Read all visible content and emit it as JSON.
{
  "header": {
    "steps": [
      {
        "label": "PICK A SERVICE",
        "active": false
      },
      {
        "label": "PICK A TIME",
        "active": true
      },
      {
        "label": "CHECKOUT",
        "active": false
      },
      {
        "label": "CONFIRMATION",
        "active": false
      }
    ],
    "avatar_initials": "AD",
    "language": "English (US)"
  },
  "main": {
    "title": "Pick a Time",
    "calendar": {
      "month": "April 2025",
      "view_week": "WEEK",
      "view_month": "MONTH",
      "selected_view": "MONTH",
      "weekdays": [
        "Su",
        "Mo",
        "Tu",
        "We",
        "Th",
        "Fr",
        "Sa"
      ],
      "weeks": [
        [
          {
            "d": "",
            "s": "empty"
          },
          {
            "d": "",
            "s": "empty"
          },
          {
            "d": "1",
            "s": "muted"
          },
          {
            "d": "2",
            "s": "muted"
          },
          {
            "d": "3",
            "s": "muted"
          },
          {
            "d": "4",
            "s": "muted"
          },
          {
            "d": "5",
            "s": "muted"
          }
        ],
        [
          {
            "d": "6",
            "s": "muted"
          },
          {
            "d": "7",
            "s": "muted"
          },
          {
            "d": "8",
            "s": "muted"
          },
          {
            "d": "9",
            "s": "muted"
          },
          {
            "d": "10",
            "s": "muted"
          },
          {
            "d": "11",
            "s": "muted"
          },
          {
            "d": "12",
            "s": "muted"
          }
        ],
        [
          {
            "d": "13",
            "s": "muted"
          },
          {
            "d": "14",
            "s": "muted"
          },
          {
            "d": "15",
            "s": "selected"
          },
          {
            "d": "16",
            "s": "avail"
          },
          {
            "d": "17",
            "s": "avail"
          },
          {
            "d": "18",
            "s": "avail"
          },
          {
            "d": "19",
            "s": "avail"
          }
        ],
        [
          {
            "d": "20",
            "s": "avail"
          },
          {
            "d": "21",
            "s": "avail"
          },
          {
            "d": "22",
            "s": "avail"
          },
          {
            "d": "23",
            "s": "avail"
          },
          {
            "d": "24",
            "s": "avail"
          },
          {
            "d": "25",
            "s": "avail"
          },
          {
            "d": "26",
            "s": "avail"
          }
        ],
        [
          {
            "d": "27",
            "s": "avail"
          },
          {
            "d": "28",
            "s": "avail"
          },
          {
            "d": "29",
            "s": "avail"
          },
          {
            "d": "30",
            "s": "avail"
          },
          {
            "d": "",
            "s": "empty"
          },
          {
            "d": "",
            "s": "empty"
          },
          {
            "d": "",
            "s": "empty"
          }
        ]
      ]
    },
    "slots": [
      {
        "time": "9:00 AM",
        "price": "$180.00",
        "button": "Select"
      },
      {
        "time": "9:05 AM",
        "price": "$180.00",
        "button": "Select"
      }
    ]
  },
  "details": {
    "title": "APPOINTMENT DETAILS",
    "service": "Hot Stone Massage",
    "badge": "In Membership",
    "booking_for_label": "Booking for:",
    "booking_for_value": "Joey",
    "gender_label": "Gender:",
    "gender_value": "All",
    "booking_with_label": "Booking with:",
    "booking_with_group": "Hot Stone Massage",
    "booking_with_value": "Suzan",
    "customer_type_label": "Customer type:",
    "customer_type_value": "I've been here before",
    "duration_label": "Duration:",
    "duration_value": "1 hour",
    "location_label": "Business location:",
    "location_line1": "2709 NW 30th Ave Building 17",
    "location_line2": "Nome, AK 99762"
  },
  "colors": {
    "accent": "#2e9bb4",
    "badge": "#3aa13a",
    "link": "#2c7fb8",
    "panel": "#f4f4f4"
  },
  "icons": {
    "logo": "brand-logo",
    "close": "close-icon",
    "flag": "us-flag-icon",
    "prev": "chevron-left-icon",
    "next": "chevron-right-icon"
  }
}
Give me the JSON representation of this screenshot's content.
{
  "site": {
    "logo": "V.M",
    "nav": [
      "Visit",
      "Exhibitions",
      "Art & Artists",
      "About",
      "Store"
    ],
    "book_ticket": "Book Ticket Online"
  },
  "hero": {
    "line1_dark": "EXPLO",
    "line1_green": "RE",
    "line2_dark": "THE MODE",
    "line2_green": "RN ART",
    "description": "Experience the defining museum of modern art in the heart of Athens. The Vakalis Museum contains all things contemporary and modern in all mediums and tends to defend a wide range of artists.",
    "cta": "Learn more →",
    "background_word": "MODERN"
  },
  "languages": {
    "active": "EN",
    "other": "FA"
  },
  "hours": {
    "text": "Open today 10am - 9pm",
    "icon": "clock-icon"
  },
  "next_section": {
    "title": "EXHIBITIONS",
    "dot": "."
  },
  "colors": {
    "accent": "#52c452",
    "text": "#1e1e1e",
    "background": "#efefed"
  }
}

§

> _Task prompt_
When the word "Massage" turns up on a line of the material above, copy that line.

> _Exercise solution_
    "service": "Hot Stone Massage",
    "booking_with_group": "Hot Stone Massage",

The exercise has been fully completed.